-- WHAT IS EXPECTED --
Copy every record exactly, leaving the pictures out.

-- EXTRACTED INFORMATION --
Segment Open
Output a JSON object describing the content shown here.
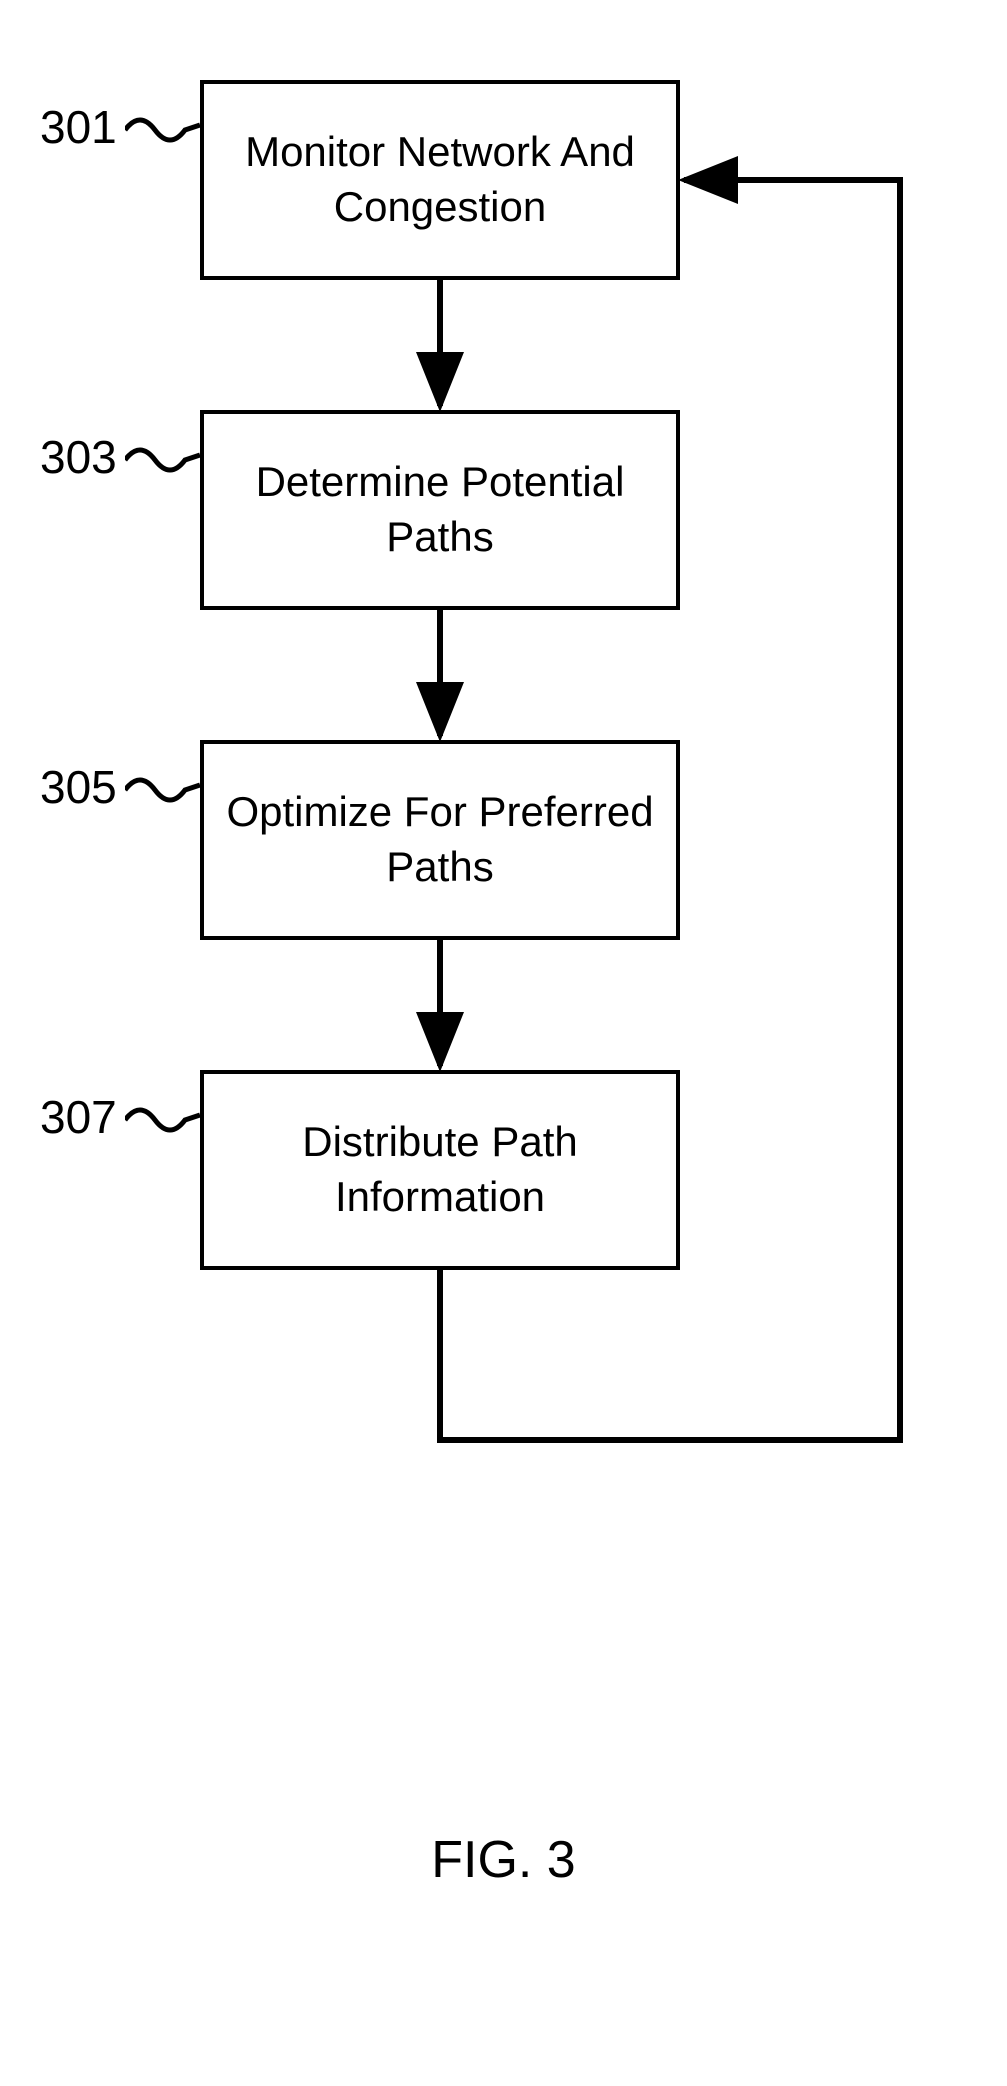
{
  "steps": [
    {
      "num": "301",
      "text": "Monitor Network And Congestion"
    },
    {
      "num": "303",
      "text": "Determine Potential Paths"
    },
    {
      "num": "305",
      "text": "Optimize For Preferred Paths"
    },
    {
      "num": "307",
      "text": "Distribute Path Information"
    }
  ],
  "figure_caption": "FIG. 3"
}
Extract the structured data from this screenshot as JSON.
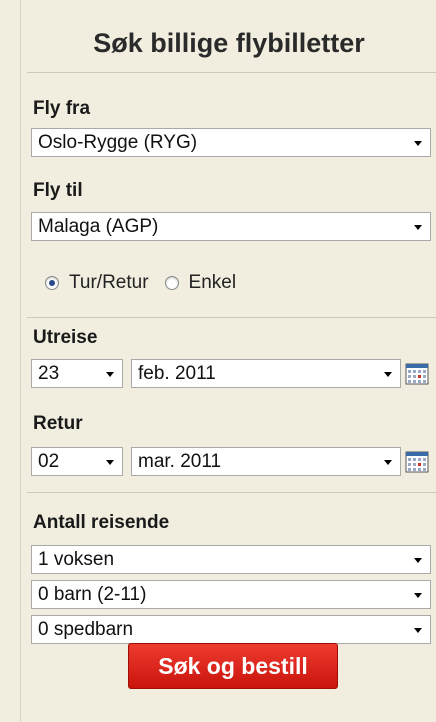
{
  "title": "Søk billige flybilletter",
  "from": {
    "label": "Fly fra",
    "value": "Oslo-Rygge (RYG)"
  },
  "to": {
    "label": "Fly til",
    "value": "Malaga (AGP)"
  },
  "trip_type": {
    "options": [
      "Tur/Retur",
      "Enkel"
    ],
    "selected": "Tur/Retur"
  },
  "departure": {
    "label": "Utreise",
    "day": "23",
    "month": "feb. 2011",
    "calendar_icon": "calendar-icon"
  },
  "return": {
    "label": "Retur",
    "day": "02",
    "month": "mar. 2011",
    "calendar_icon": "calendar-icon"
  },
  "travelers": {
    "label": "Antall reisende",
    "adults": "1 voksen",
    "children": "0 barn (2-11)",
    "infants": "0 spedbarn"
  },
  "submit_label": "Søk og bestill",
  "colors": {
    "button": "#d9221a",
    "background": "#f1eee0"
  }
}
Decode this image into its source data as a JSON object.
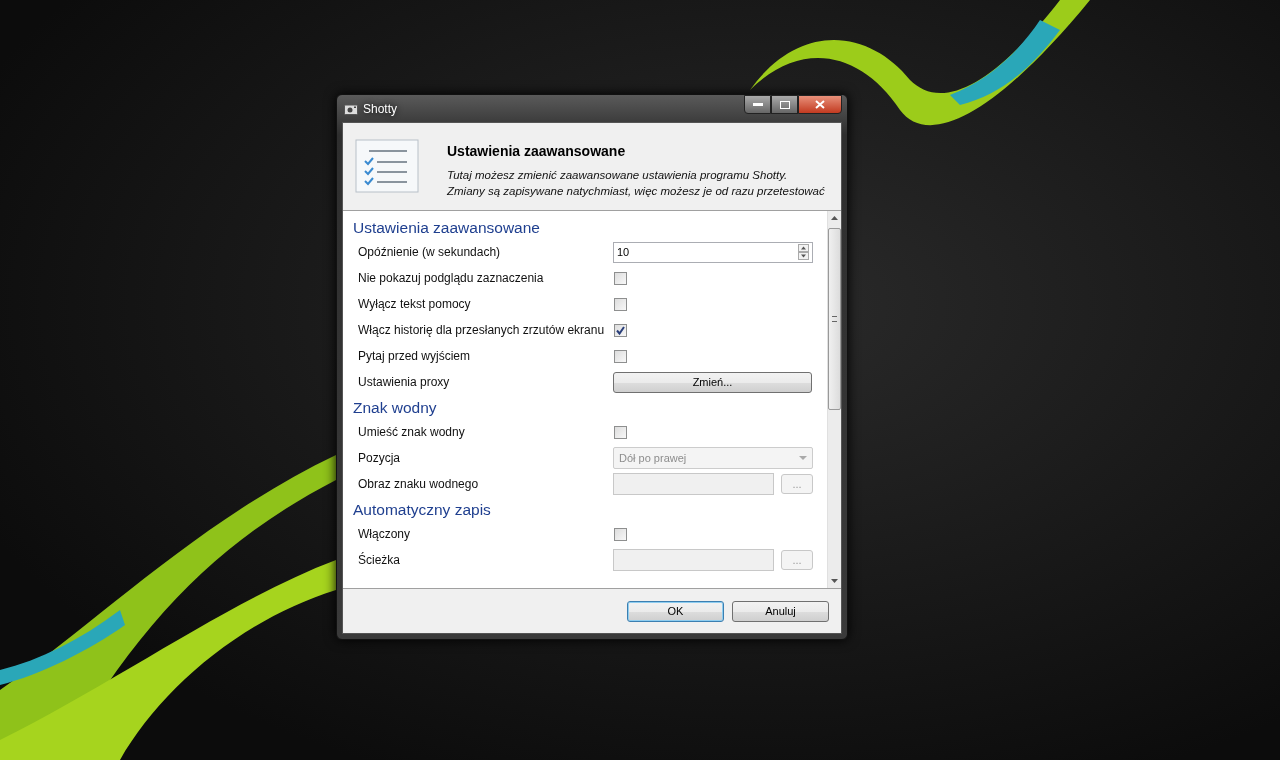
{
  "window": {
    "title": "Shotty"
  },
  "header": {
    "title": "Ustawienia zaawansowane",
    "description": "Tutaj możesz zmienić zaawansowane ustawienia programu Shotty.\nZmiany są zapisywane natychmiast, więc możesz je od razu przetestować"
  },
  "sections": [
    {
      "title": "Ustawienia zaawansowane",
      "rows": [
        {
          "kind": "number",
          "label": "Opóźnienie (w sekundach)",
          "value": "10"
        },
        {
          "kind": "checkbox",
          "label": "Nie pokazuj podglądu zaznaczenia",
          "checked": false
        },
        {
          "kind": "checkbox",
          "label": "Wyłącz tekst pomocy",
          "checked": false
        },
        {
          "kind": "checkbox",
          "label": "Włącz historię dla przesłanych zrzutów ekranu",
          "checked": true
        },
        {
          "kind": "checkbox",
          "label": "Pytaj przed wyjściem",
          "checked": false
        },
        {
          "kind": "button",
          "label": "Ustawienia proxy",
          "button": "Zmień..."
        }
      ]
    },
    {
      "title": "Znak wodny",
      "rows": [
        {
          "kind": "checkbox",
          "label": "Umieść znak wodny",
          "checked": false
        },
        {
          "kind": "dropdown",
          "label": "Pozycja",
          "value": "Dół po prawej",
          "disabled": true
        },
        {
          "kind": "path",
          "label": "Obraz znaku wodnego",
          "button": "...",
          "disabled": true
        }
      ]
    },
    {
      "title": "Automatyczny zapis",
      "rows": [
        {
          "kind": "checkbox",
          "label": "Włączony",
          "checked": false
        },
        {
          "kind": "path",
          "label": "Ścieżka",
          "button": "...",
          "disabled": true
        }
      ]
    }
  ],
  "buttons": [
    {
      "label": "OK",
      "default": true
    },
    {
      "label": "Anuluj",
      "default": false
    }
  ]
}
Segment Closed
-- ANSWER --
Output a JSON object describing the content shown here.
{
  "steps": [
    {
      "num": "301",
      "text": "Monitor Network And Congestion"
    },
    {
      "num": "303",
      "text": "Determine Potential Paths"
    },
    {
      "num": "305",
      "text": "Optimize For Preferred Paths"
    },
    {
      "num": "307",
      "text": "Distribute Path Information"
    }
  ],
  "figure_caption": "FIG. 3"
}
Extract the structured data from this screenshot as JSON.
{
  "title": "Søk billige flybilletter",
  "from": {
    "label": "Fly fra",
    "value": "Oslo-Rygge (RYG)"
  },
  "to": {
    "label": "Fly til",
    "value": "Malaga (AGP)"
  },
  "trip_type": {
    "options": [
      "Tur/Retur",
      "Enkel"
    ],
    "selected": "Tur/Retur"
  },
  "departure": {
    "label": "Utreise",
    "day": "23",
    "month": "feb. 2011",
    "calendar_icon": "calendar-icon"
  },
  "return": {
    "label": "Retur",
    "day": "02",
    "month": "mar. 2011",
    "calendar_icon": "calendar-icon"
  },
  "travelers": {
    "label": "Antall reisende",
    "adults": "1 voksen",
    "children": "0 barn (2-11)",
    "infants": "0 spedbarn"
  },
  "submit_label": "Søk og bestill",
  "colors": {
    "button": "#d9221a",
    "background": "#f1eee0"
  }
}
Decode this image into its source data as a JSON object.
{
  "window": {
    "title": "Shotty"
  },
  "header": {
    "title": "Ustawienia zaawansowane",
    "description": "Tutaj możesz zmienić zaawansowane ustawienia programu Shotty.\nZmiany są zapisywane natychmiast, więc możesz je od razu przetestować"
  },
  "sections": [
    {
      "title": "Ustawienia zaawansowane",
      "rows": [
        {
          "kind": "number",
          "label": "Opóźnienie (w sekundach)",
          "value": "10"
        },
        {
          "kind": "checkbox",
          "label": "Nie pokazuj podglądu zaznaczenia",
          "checked": false
        },
        {
          "kind": "checkbox",
          "label": "Wyłącz tekst pomocy",
          "checked": false
        },
        {
          "kind": "checkbox",
          "label": "Włącz historię dla przesłanych zrzutów ekranu",
          "checked": true
        },
        {
          "kind": "checkbox",
          "label": "Pytaj przed wyjściem",
          "checked": false
        },
        {
          "kind": "button",
          "label": "Ustawienia proxy",
          "button": "Zmień..."
        }
      ]
    },
    {
      "title": "Znak wodny",
      "rows": [
        {
          "kind": "checkbox",
          "label": "Umieść znak wodny",
          "checked": false
        },
        {
          "kind": "dropdown",
          "label": "Pozycja",
          "value": "Dół po prawej",
          "disabled": true
        },
        {
          "kind": "path",
          "label": "Obraz znaku wodnego",
          "button": "...",
          "disabled": true
        }
      ]
    },
    {
      "title": "Automatyczny zapis",
      "rows": [
        {
          "kind": "checkbox",
          "label": "Włączony",
          "checked": false
        },
        {
          "kind": "path",
          "label": "Ścieżka",
          "button": "...",
          "disabled": true
        }
      ]
    }
  ],
  "buttons": [
    {
      "label": "OK",
      "default": true
    },
    {
      "label": "Anuluj",
      "default": false
    }
  ]
}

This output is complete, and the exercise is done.